Despite increasing policy efforts to achieve gender-based equality of opportunity, convergence in male-female wages remains slow, particularly among college graduates. A recent IZA paper by Lukas Kiessling, Pia Pinger, Philipp Seegers and Jan Bergerhoff suggests that gender differences in wage expectations play an important role.
Based on a survey of over 15,000 students and recent graduates in Germany, the researchers document a significant and large gender gap in wage expectations that closely resembles actual wage differences. Their findings indicate that sorting and negotiation styles affect the gender gap in wage expectations much more than prospective child-related labor force interruptions. Given the importance of wage expectations for labor market decisions, household bargaining, and wage setting, the results may explain much of the persistent gender inequalities.
Gender gap in wage expectations amounts to nine years of extra work experience
The overall pattern of the results confirms previous findings on the importance of sorting into certain majors, industries or occupations, and a female preference for jobs with flatter wage schedules.
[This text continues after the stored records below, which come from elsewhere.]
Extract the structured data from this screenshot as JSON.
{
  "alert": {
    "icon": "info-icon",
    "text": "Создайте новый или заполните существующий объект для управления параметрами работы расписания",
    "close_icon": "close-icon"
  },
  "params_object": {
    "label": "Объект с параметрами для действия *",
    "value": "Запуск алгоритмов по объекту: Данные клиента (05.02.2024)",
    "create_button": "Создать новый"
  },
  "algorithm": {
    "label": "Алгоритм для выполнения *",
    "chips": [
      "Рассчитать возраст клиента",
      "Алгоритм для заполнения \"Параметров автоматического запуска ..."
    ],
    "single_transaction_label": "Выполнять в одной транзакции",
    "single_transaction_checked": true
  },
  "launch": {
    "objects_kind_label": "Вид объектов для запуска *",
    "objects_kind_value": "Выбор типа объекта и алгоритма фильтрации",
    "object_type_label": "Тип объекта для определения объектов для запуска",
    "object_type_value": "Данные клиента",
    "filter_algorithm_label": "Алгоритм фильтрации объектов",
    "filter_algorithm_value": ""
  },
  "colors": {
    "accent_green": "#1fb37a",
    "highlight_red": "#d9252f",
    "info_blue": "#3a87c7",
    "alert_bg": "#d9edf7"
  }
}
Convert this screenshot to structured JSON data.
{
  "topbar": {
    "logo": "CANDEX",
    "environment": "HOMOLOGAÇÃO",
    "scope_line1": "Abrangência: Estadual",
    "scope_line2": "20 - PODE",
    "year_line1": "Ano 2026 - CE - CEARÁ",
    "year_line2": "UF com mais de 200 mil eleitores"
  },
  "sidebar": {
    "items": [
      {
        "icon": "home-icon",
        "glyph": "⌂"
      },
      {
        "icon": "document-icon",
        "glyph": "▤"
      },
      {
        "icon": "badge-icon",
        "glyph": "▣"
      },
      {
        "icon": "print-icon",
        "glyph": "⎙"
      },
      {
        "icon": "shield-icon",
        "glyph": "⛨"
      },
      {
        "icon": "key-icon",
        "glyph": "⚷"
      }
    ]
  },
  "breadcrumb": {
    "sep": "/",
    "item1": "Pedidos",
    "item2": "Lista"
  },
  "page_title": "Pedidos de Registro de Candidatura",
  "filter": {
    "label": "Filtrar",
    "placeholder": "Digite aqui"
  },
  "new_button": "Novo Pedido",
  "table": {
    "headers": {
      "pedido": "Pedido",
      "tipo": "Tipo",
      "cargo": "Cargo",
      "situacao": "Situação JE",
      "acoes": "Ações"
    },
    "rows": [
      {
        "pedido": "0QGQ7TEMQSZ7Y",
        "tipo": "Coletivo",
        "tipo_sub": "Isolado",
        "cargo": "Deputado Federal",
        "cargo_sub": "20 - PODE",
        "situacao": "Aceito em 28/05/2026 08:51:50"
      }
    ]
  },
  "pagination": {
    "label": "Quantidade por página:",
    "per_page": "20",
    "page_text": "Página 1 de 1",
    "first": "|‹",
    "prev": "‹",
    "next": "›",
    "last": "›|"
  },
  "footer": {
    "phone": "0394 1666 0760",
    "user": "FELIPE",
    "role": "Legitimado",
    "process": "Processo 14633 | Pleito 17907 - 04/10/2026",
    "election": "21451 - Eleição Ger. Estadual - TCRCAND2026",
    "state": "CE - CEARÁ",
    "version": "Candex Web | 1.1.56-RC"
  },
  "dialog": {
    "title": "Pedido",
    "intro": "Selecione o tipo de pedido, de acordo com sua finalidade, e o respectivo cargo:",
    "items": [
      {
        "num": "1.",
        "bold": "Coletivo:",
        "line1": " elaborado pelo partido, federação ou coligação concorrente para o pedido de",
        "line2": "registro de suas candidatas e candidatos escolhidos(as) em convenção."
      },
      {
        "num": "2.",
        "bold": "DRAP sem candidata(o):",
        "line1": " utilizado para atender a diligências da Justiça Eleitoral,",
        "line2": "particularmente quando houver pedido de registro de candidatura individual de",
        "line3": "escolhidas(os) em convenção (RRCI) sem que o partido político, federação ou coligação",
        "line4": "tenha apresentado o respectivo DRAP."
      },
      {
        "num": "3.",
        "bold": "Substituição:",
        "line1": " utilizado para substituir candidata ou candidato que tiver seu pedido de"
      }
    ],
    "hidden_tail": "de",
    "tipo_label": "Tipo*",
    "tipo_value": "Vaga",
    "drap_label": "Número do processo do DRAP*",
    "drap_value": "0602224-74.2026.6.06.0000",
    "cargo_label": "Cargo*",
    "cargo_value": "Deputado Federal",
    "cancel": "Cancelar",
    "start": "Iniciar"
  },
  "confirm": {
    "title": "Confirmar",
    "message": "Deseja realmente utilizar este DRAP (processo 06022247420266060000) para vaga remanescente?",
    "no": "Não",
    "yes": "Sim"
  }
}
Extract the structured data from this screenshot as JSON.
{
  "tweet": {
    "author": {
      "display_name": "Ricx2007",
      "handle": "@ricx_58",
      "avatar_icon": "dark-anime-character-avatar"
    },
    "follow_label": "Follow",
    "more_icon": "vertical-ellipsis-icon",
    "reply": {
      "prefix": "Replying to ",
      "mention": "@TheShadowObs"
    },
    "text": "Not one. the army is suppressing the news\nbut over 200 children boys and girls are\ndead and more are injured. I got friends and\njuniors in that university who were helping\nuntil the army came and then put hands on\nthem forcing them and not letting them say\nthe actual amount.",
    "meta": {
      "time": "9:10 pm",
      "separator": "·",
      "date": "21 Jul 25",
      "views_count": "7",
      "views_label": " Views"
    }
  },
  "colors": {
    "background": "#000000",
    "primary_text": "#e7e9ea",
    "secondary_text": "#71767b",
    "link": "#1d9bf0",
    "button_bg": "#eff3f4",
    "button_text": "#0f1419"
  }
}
In terms of relative magnitudes, females would need to work on average around four hours more per week in the same occupation and industry, or major in other fields (e.g. in medical sciences rather than humanities) to catch up with the starting wages of their male peers. Similarly, in expectation, it would take them about nine years more of accumulated work experience to make up for the gender penalty.
Moreover, reluctant negotiation behavior seems to lead to lower reference points and lower subsequent wage expectations. The data show that women plan to enter wage negotiations with more modest wage claims relative to their reservation wage. Expected wages are thus likely to drive actual wage differences and persistent gender wage gaps.
Women underestimate the long-term motherhood wage penalty
The results suggest that women are aware of the career cost of having children early, which may explain the observational tendency to delay childbirth among highly-educated women. However, aside from considerations of timing, women underestimate the child-related dampening in their wage trajectories, with potential implications for household bargaining and the distribution of child-rearing tasks. Thus, women may stay home at a higher rate not only because they expect lower labor market returns than their spouses, but also because they underestimate the wage loss associated with raising children.
In terms of policy implications, the authors suggest that negotiation trainings – rather than encouraging more negotiations per se – might be an effective measure to improve female labor market outcomes and reduce the gender wage gap. Also, information treatments on child-related wage penalties might help women to gain a more realistic view of the career costs of raising a family, leading them to bargain for a more equal distribution of child-rearing responsibilities within households.